A reader of the site and blog has sent me a newspaper cutting of an inquest that was held into the death of an eight week old baby Mary Ann Cater on 11th December 1900.
December 12th 1900
Child Overlaid by a Drunken Mother
The City Coroner, Mr. D. Wightman, held an inquest, yesterday, at the North Pole Inn, Sussex Street, concerning the death of Mary Ann Cater, the eight weeks old child of Mary and John Cater, of Canal Street.
The child was put to bed about a quarter-past ten on Saturday night. It slept with its mother and father. The
mother gave the child the breast about four o’clock on Sunday morning, and she went to sleep with the child
still sucking.

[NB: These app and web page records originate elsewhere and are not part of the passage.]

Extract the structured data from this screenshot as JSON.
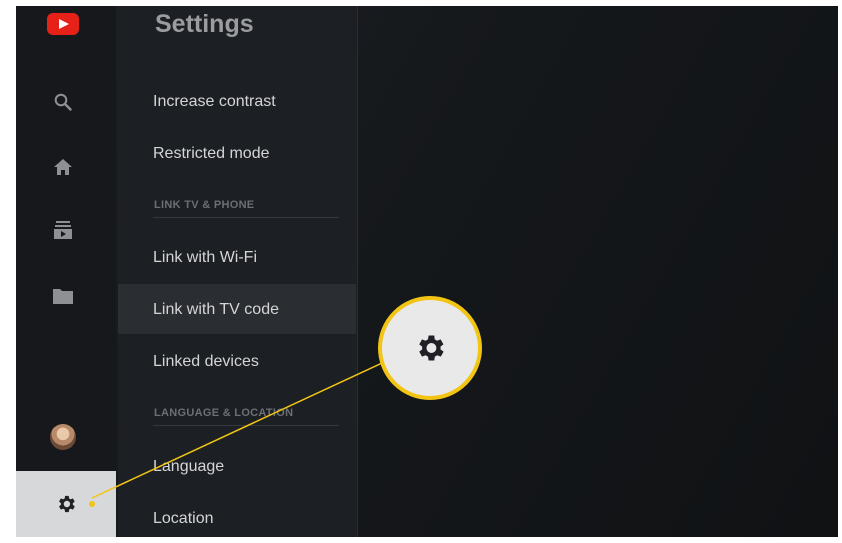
{
  "app": {
    "title": "Settings"
  },
  "rail": {
    "icons": [
      "youtube-logo",
      "search-icon",
      "home-icon",
      "subscriptions-icon",
      "library-icon",
      "account-avatar",
      "settings-icon"
    ]
  },
  "settings": {
    "items_top": [
      {
        "label": "Increase contrast"
      },
      {
        "label": "Restricted mode"
      }
    ],
    "section_link": "LINK TV & PHONE",
    "items_link": [
      {
        "label": "Link with Wi-Fi"
      },
      {
        "label": "Link with TV code"
      },
      {
        "label": "Linked devices"
      }
    ],
    "section_language": "LANGUAGE & LOCATION",
    "items_language": [
      {
        "label": "Language"
      },
      {
        "label": "Location"
      }
    ]
  },
  "colors": {
    "youtube_red": "#e62117",
    "callout_ring": "#f2c514",
    "selected_rail": "#d7d8d9"
  }
}
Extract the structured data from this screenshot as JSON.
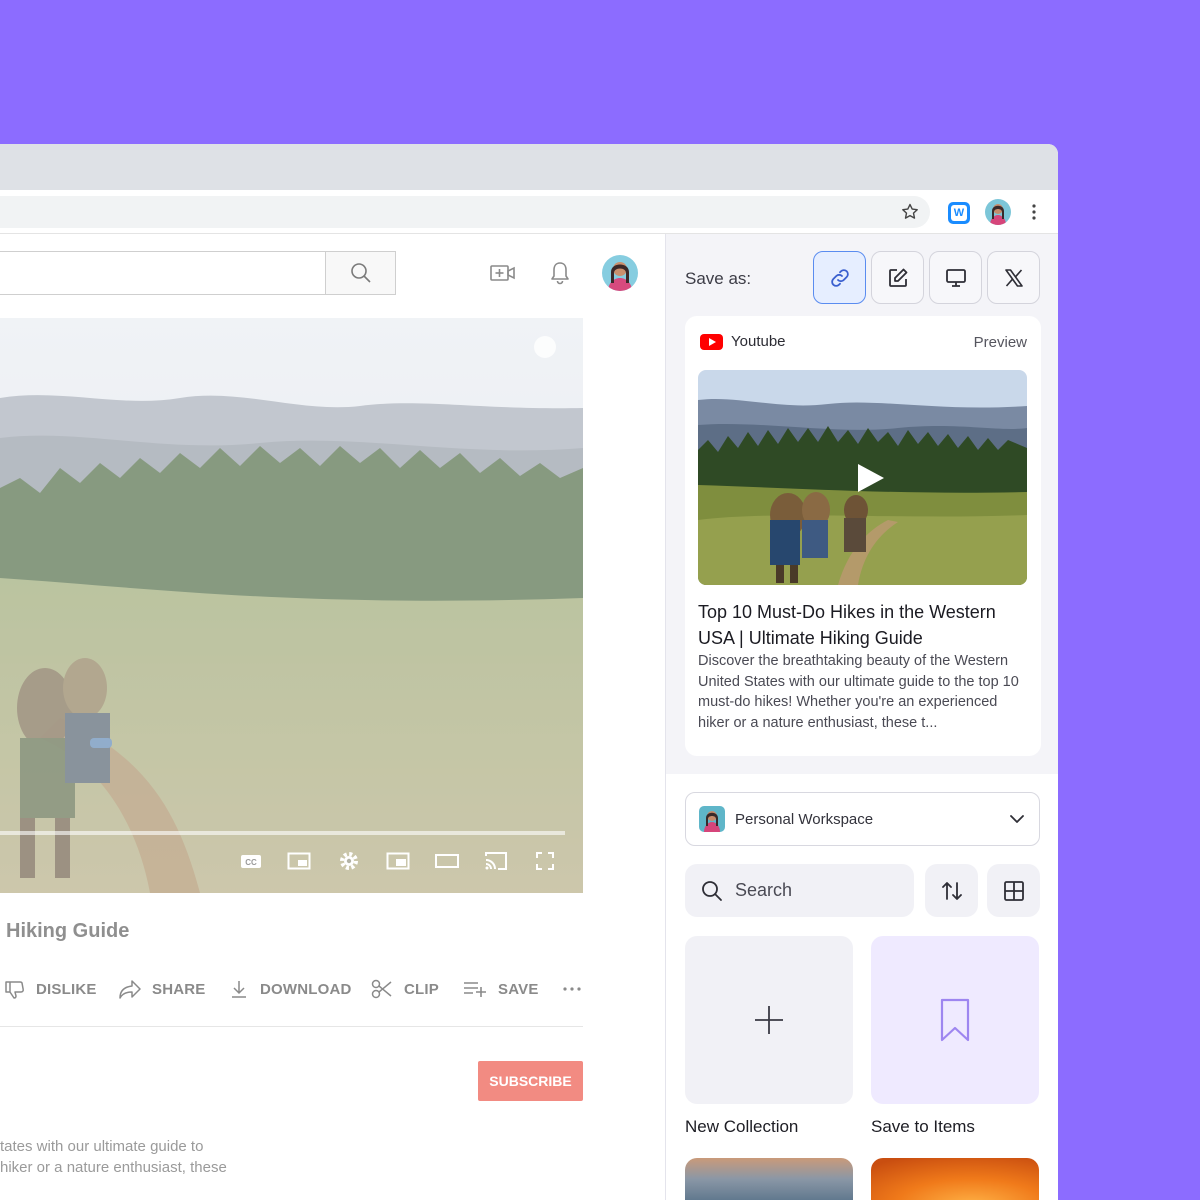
{
  "browser": {
    "star_icon": "star-icon",
    "extension_icon": "W",
    "menu_icon": "more-vert-icon"
  },
  "youtube": {
    "search_icon": "search-icon",
    "create_icon": "video-plus-icon",
    "notifications_icon": "bell-icon",
    "video_title": "Hiking Guide",
    "actions": {
      "dislike": "DISLIKE",
      "share": "SHARE",
      "download": "DOWNLOAD",
      "clip": "CLIP",
      "save": "SAVE"
    },
    "controls": {
      "captions_label": "CC"
    },
    "subscribe": "SUBSCRIBE",
    "description_lines": [
      "tates with our ultimate guide to",
      "hiker or a nature enthusiast, these"
    ]
  },
  "panel": {
    "save_as_label": "Save as:",
    "save_as_options": [
      "link-icon",
      "note-edit-icon",
      "screen-icon",
      "x-logo-icon"
    ],
    "card": {
      "source": "Youtube",
      "preview_label": "Preview",
      "title": "Top 10 Must-Do Hikes in the Western USA | Ultimate Hiking Guide",
      "description": "Discover the breathtaking beauty of the Western United States with our ultimate guide to the top 10 must-do hikes! Whether you're an experienced hiker or a nature enthusiast, these t..."
    },
    "workspace": {
      "label": "Personal Workspace"
    },
    "search": {
      "placeholder": "Search"
    },
    "tiles": {
      "new_collection": "New Collection",
      "save_to_items": "Save to Items"
    }
  },
  "colors": {
    "background": "#8c6cff",
    "accent": "#5a8cf0",
    "subscribe": "#f28b82",
    "youtube_red": "#ff0000"
  }
}
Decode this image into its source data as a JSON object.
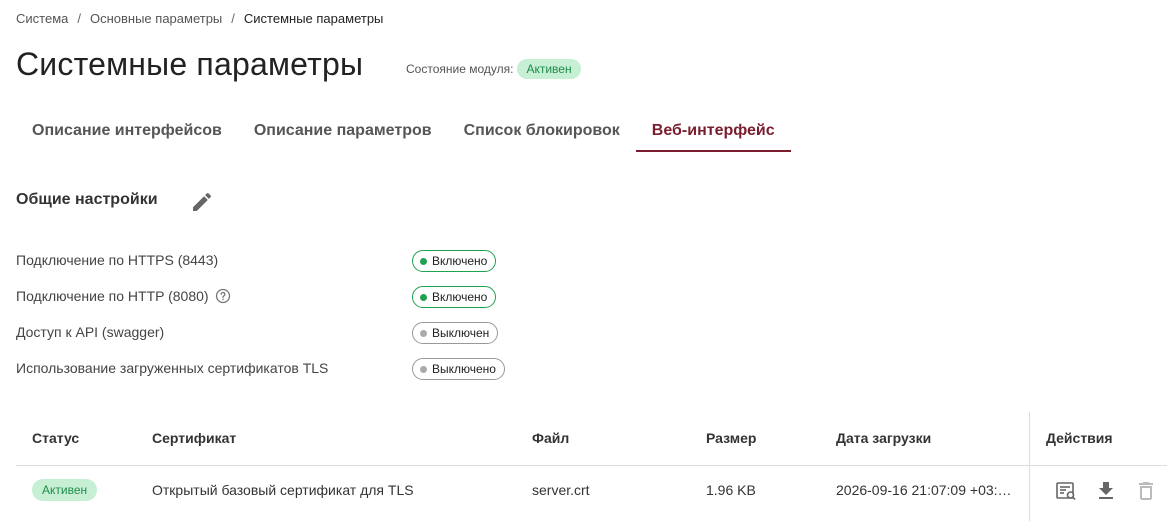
{
  "breadcrumb": {
    "items": [
      "Система",
      "Основные параметры",
      "Системные параметры"
    ],
    "separator": "/"
  },
  "page": {
    "title": "Системные параметры",
    "module_state_label": "Состояние модуля:",
    "module_state_value": "Активен"
  },
  "tabs": [
    {
      "label": "Описание интерфейсов",
      "active": false
    },
    {
      "label": "Описание параметров",
      "active": false
    },
    {
      "label": "Список блокировок",
      "active": false
    },
    {
      "label": "Веб-интерфейс",
      "active": true
    }
  ],
  "general_settings": {
    "title": "Общие настройки",
    "edit_icon": "pencil-icon",
    "rows": [
      {
        "label": "Подключение по HTTPS (8443)",
        "status": "Включено",
        "enabled": true,
        "help": false
      },
      {
        "label": "Подключение по HTTP (8080)",
        "status": "Включено",
        "enabled": true,
        "help": true
      },
      {
        "label": "Доступ к API (swagger)",
        "status": "Выключен",
        "enabled": false,
        "help": false
      },
      {
        "label": "Использование загруженных сертификатов TLS",
        "status": "Выключено",
        "enabled": false,
        "help": false
      }
    ]
  },
  "certificates_table": {
    "columns": [
      "Статус",
      "Сертификат",
      "Файл",
      "Размер",
      "Дата загрузки",
      "Действия"
    ],
    "rows": [
      {
        "status": "Активен",
        "certificate": "Открытый базовый сертификат для TLS",
        "file": "server.crt",
        "size": "1.96 KB",
        "uploaded": "2026-09-16 21:07:09 +03:…",
        "actions": [
          "certificate-view-icon",
          "download-icon",
          "delete-icon"
        ]
      }
    ]
  },
  "colors": {
    "accent": "#7a1d2e",
    "active_green": "#1ea24f",
    "active_bg": "#c6efd4"
  }
}
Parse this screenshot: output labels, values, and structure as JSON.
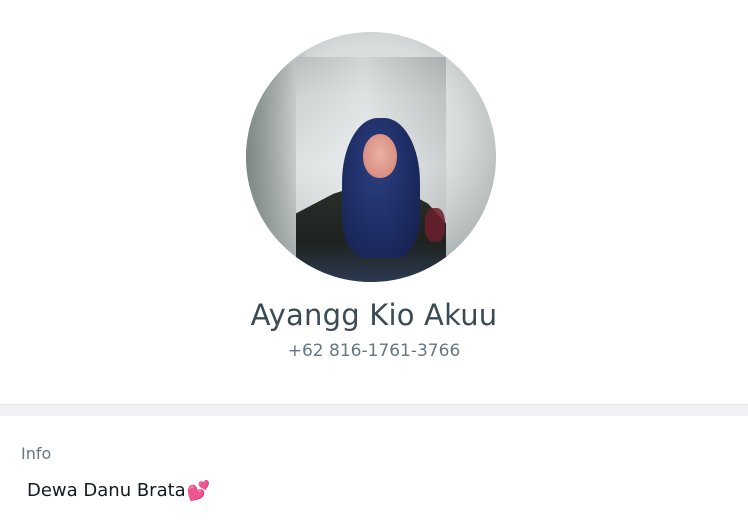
{
  "contact": {
    "name": "Ayangg Kio Akuu",
    "phone": "+62 816-1761-3766"
  },
  "info": {
    "label": "Info",
    "about": "Dewa Danu Brata",
    "about_emoji": "💕"
  },
  "icons": {
    "avatar": "profile-photo"
  },
  "colors": {
    "name_text": "#3b4a54",
    "secondary_text": "#667781",
    "primary_text": "#111b21",
    "separator": "#f0f2f5",
    "emoji_pink": "#f06aa6"
  }
}
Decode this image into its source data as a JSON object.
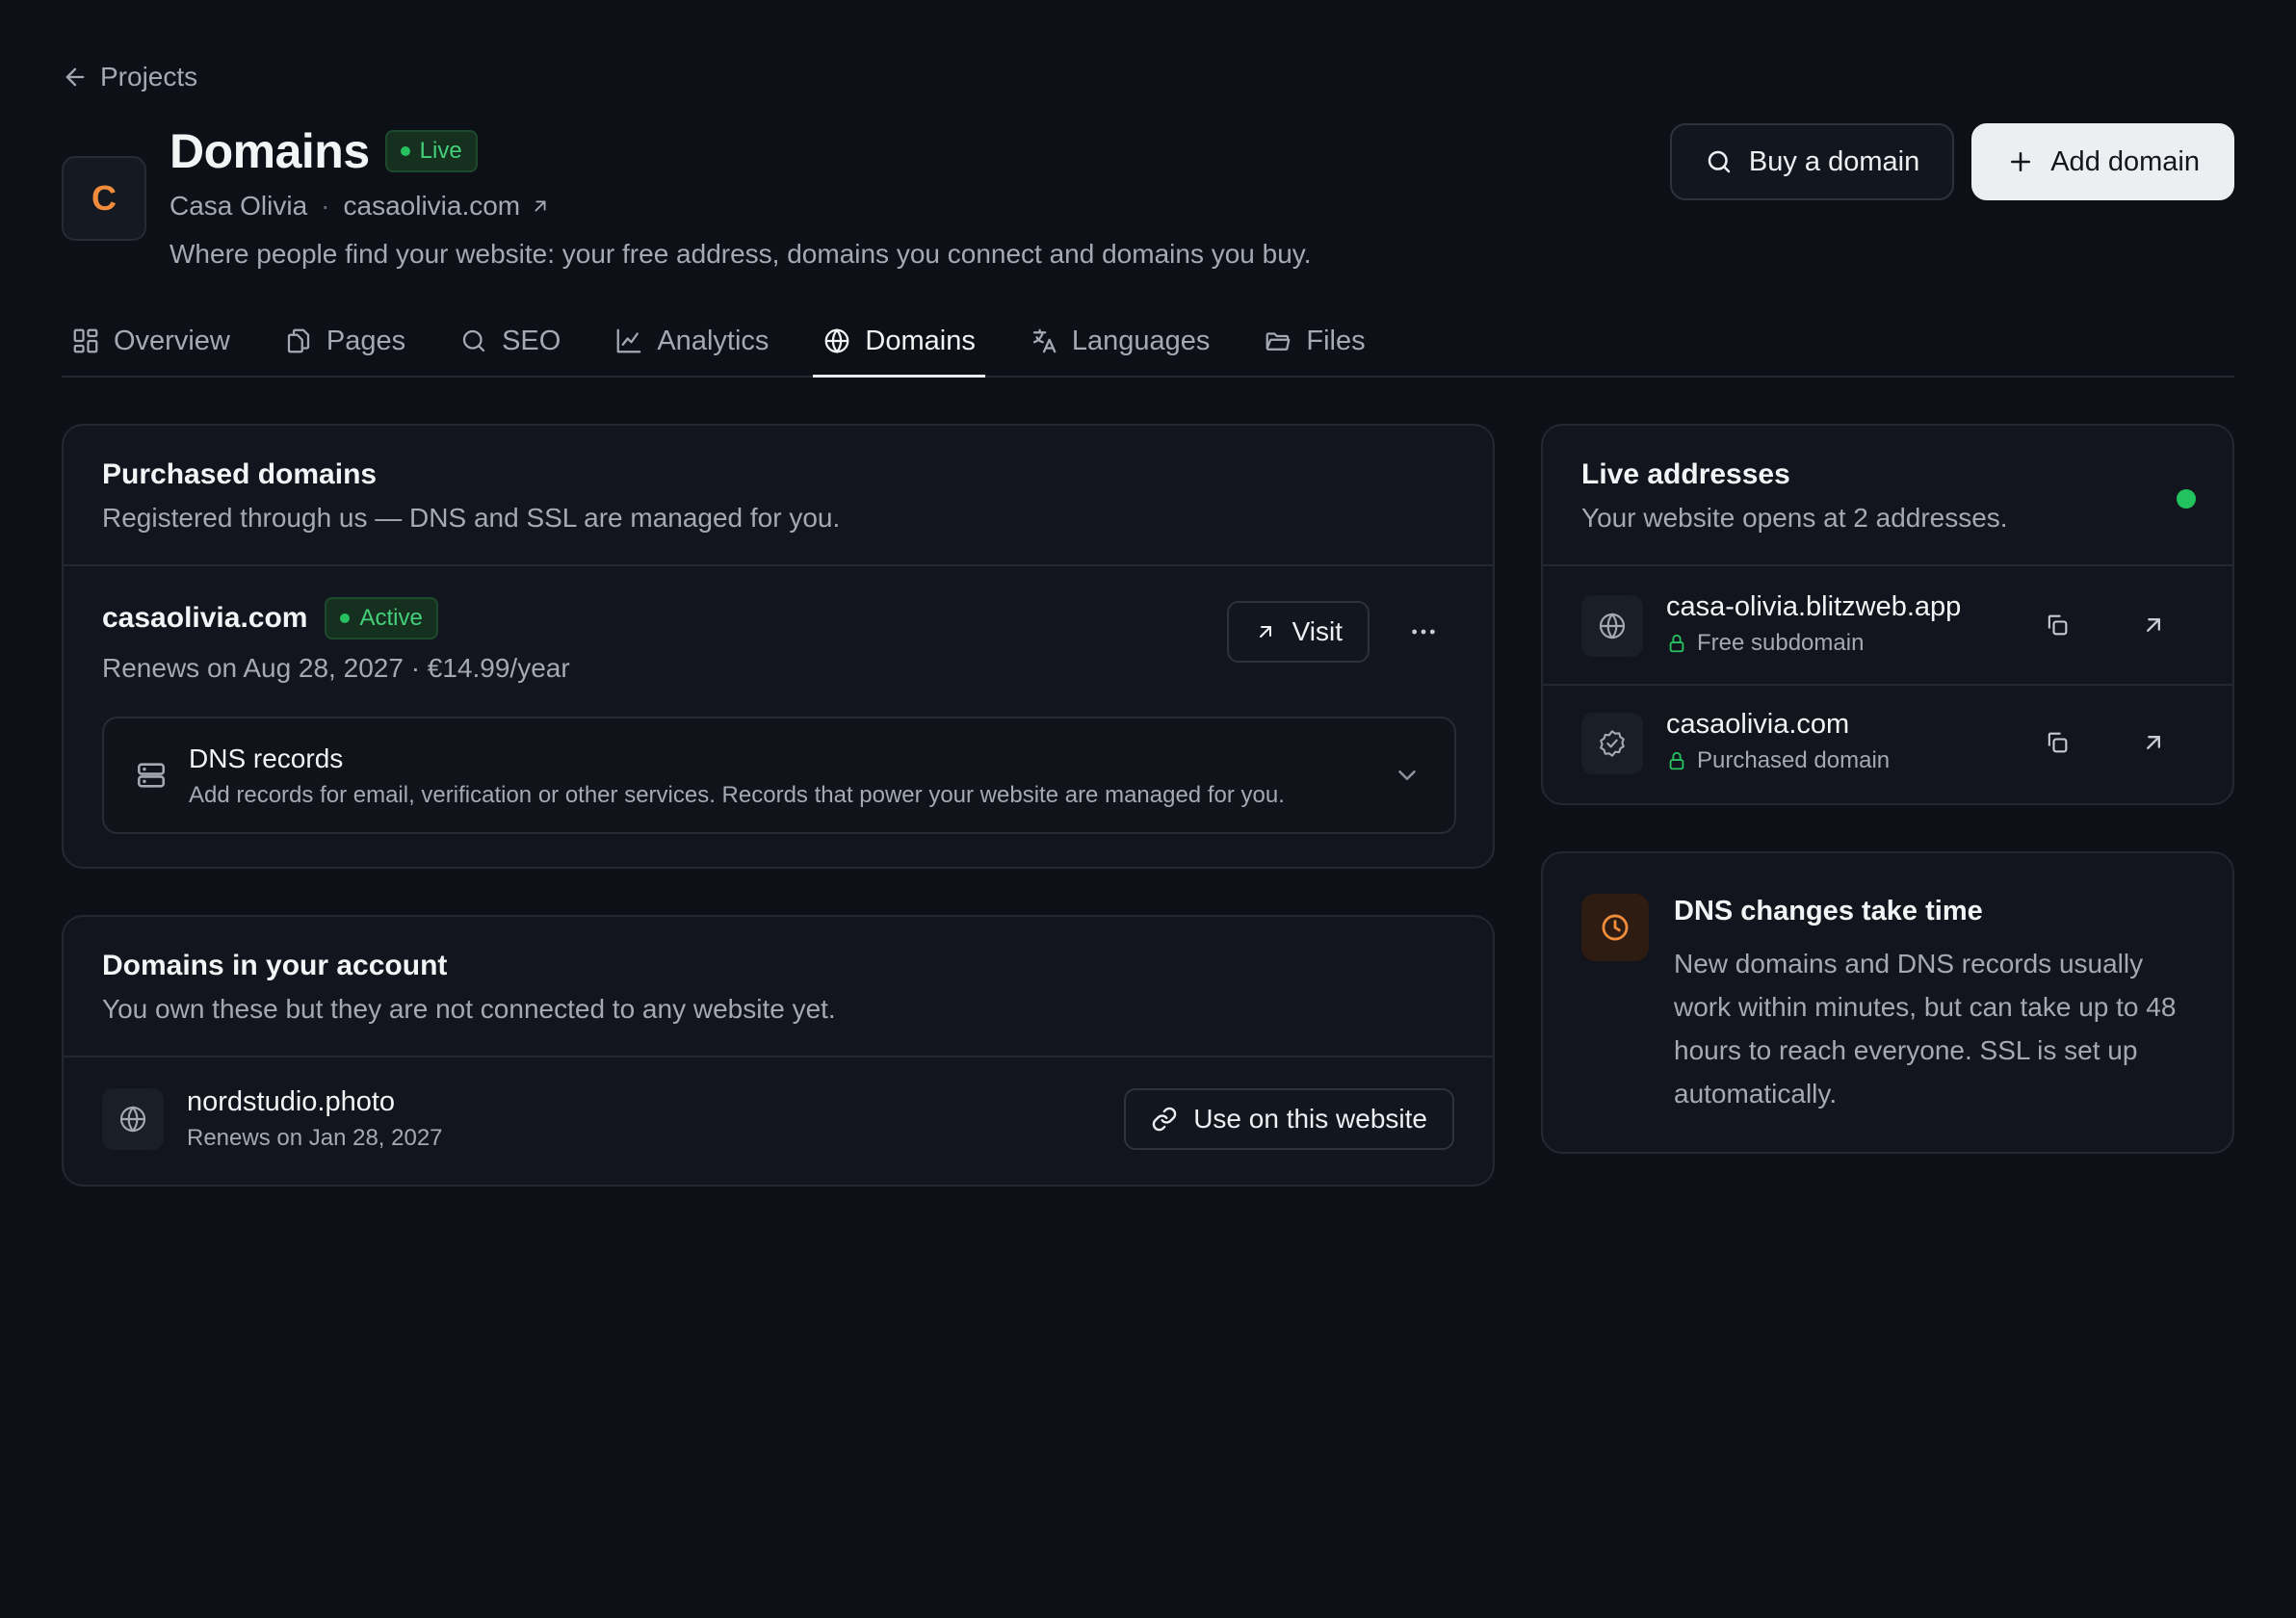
{
  "back": {
    "label": "Projects"
  },
  "site": {
    "avatar_letter": "C",
    "name": "Casa Olivia",
    "domain": "casaolivia.com",
    "separator": "·"
  },
  "header": {
    "title": "Domains",
    "status": "Live",
    "description": "Where people find your website: your free address, domains you connect and domains you buy.",
    "buy_label": "Buy a domain",
    "add_label": "Add domain"
  },
  "tabs": [
    {
      "label": "Overview",
      "icon": "overview-grid-icon"
    },
    {
      "label": "Pages",
      "icon": "pages-icon"
    },
    {
      "label": "SEO",
      "icon": "search-icon"
    },
    {
      "label": "Analytics",
      "icon": "chart-icon"
    },
    {
      "label": "Domains",
      "icon": "globe-icon",
      "active": true
    },
    {
      "label": "Languages",
      "icon": "translate-icon"
    },
    {
      "label": "Files",
      "icon": "folder-icon"
    }
  ],
  "purchased": {
    "title": "Purchased domains",
    "subtitle": "Registered through us — DNS and SSL are managed for you.",
    "domain": {
      "name": "casaolivia.com",
      "status": "Active",
      "renewal": "Renews on Aug 28, 2027 · €14.99/year",
      "visit_label": "Visit"
    },
    "dns": {
      "title": "DNS records",
      "subtitle": "Add records for email, verification or other services. Records that power your website are managed for you."
    }
  },
  "account": {
    "title": "Domains in your account",
    "subtitle": "You own these but they are not connected to any website yet.",
    "domain": {
      "name": "nordstudio.photo",
      "renewal": "Renews on Jan 28, 2027",
      "action_label": "Use on this website"
    }
  },
  "live": {
    "title": "Live addresses",
    "subtitle": "Your website opens at 2 addresses.",
    "addresses": [
      {
        "name": "casa-olivia.blitzweb.app",
        "type": "Free subdomain",
        "icon": "globe-icon"
      },
      {
        "name": "casaolivia.com",
        "type": "Purchased domain",
        "icon": "verified-check-icon"
      }
    ]
  },
  "notice": {
    "title": "DNS changes take time",
    "body": "New domains and DNS records usually work within minutes, but can take up to 48 hours to reach everyone. SSL is set up automatically."
  },
  "colors": {
    "background": "#0d1017",
    "card": "#12151d",
    "border": "#232833",
    "success": "#27c160",
    "accent_orange": "#f08c3c"
  }
}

When she awoke again, about quarter-past seven, the child was dead.
Dr. Arthur Hallam had made a post- mortem examination on the body, and had come to the conclusion that the child had died from suffocation. The woman had lost seven children previous to this. It was stated by several persons present, who were not, however, called as witnesses, that the woman was drunk on Saturday evening when she went to bed with the child, and though the woman denied this, the Coroner said no value was to be attached to her statement.
Inspector Stephens, who was present on behalf of the National Society for the Prevention of Cruelty to Children, said the mother bore a very bad character for drunkenness and neglect of her children.
The jury returned a verdict that “deceased died from suffocation, but as to the cause there was not sufficient
evidence to show”.
I have dome some research on the Cater family, and it really is at times a tragic tale. I intend to post an article to the site at sometime in the future but at the moment I am trying to find a contemporary photo/illustration of Canal Street, Sheffield circa 1900. The house they lived in was a "court house" or back to back with just two rooms.which was in all likelihood a dingy, squalid hovel.
The site of the house is now occupied by a warehouse/industrial unit